Web page and app entries:
□ □ □ □

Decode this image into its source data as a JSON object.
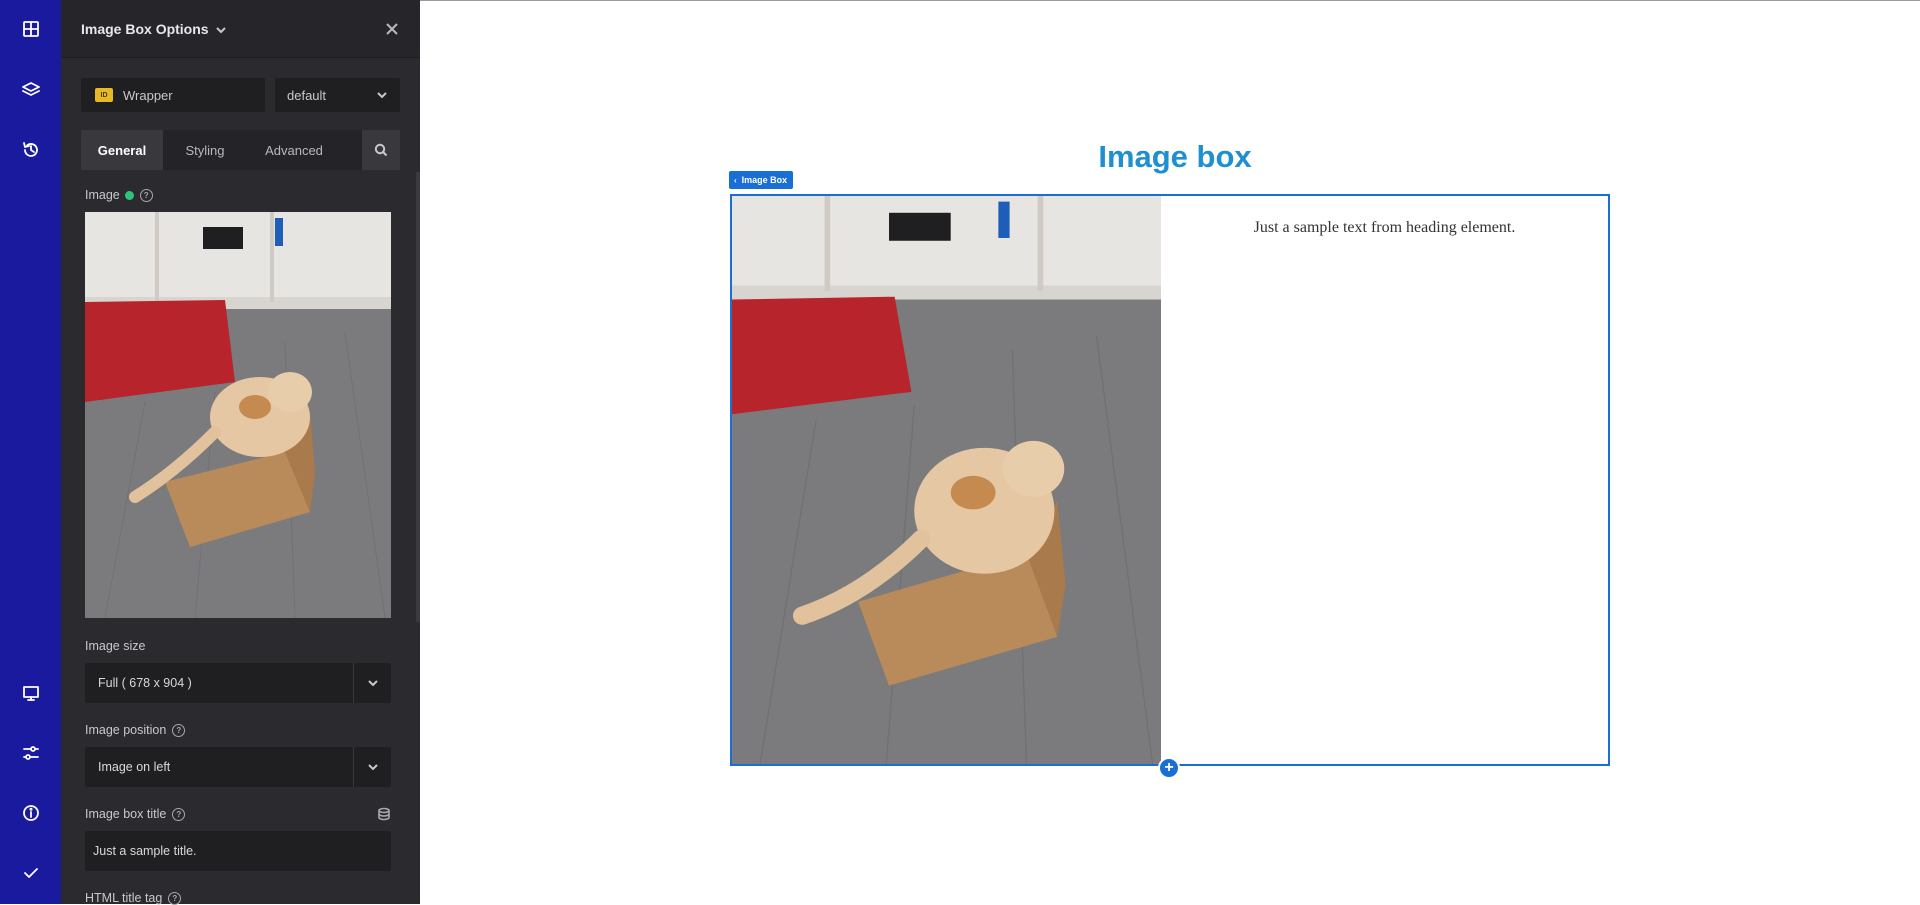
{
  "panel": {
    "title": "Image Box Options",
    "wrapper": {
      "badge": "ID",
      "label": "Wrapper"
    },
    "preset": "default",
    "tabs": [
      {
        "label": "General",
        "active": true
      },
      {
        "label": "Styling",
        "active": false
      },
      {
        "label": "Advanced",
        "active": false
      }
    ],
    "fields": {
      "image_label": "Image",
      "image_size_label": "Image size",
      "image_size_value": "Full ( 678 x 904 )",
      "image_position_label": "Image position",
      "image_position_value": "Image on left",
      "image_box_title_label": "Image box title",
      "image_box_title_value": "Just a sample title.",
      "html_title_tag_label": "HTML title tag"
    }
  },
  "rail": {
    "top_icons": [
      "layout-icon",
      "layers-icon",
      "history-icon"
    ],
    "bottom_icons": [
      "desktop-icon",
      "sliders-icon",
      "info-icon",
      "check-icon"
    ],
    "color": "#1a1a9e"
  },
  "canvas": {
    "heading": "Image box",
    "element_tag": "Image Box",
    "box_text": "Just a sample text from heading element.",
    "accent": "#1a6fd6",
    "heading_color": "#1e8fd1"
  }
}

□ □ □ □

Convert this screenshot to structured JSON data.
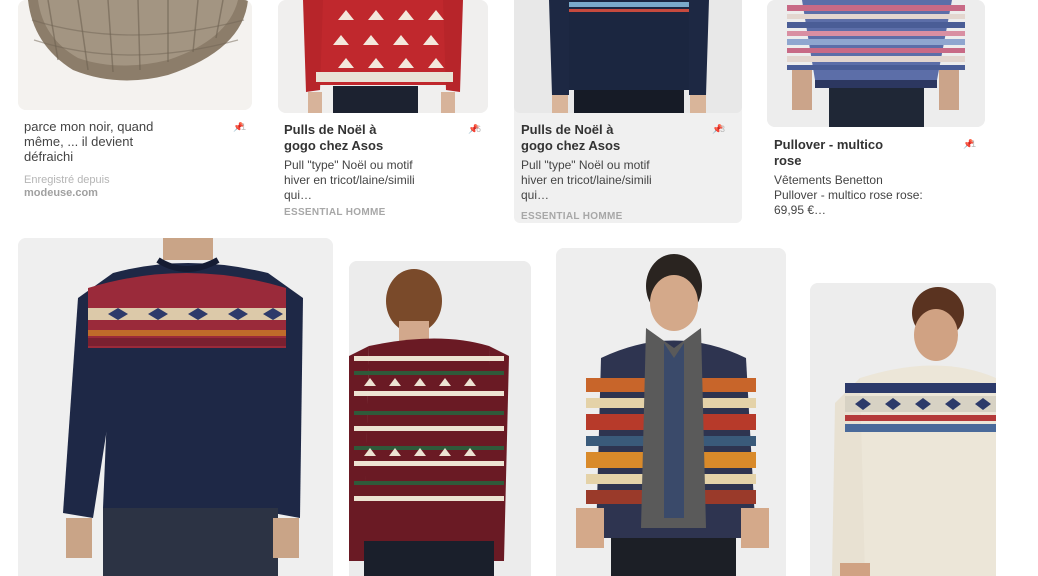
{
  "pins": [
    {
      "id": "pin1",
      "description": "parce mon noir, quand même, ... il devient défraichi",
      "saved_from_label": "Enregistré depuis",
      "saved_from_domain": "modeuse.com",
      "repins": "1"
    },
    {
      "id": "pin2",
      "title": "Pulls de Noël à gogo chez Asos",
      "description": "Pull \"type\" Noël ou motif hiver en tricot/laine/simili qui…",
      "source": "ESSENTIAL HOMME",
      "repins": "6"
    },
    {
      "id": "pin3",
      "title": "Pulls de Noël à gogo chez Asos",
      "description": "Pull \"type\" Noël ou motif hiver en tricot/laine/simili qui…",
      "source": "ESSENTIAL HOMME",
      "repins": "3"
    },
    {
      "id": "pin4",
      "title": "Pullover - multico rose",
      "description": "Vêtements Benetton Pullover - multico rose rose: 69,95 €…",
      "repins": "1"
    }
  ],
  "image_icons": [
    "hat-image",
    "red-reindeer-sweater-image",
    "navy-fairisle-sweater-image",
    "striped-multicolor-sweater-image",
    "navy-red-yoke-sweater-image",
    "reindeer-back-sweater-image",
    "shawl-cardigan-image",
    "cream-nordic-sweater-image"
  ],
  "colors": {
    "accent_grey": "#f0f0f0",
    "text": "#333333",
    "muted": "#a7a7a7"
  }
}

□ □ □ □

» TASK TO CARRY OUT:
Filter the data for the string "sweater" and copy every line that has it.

» SOLUTION FOR THIS TASK:
    "red-reindeer-sweater-image",
    "navy-fairisle-sweater-image",
    "striped-multicolor-sweater-image",
    "navy-red-yoke-sweater-image",
    "reindeer-back-sweater-image",
    "cream-nordic-sweater-image"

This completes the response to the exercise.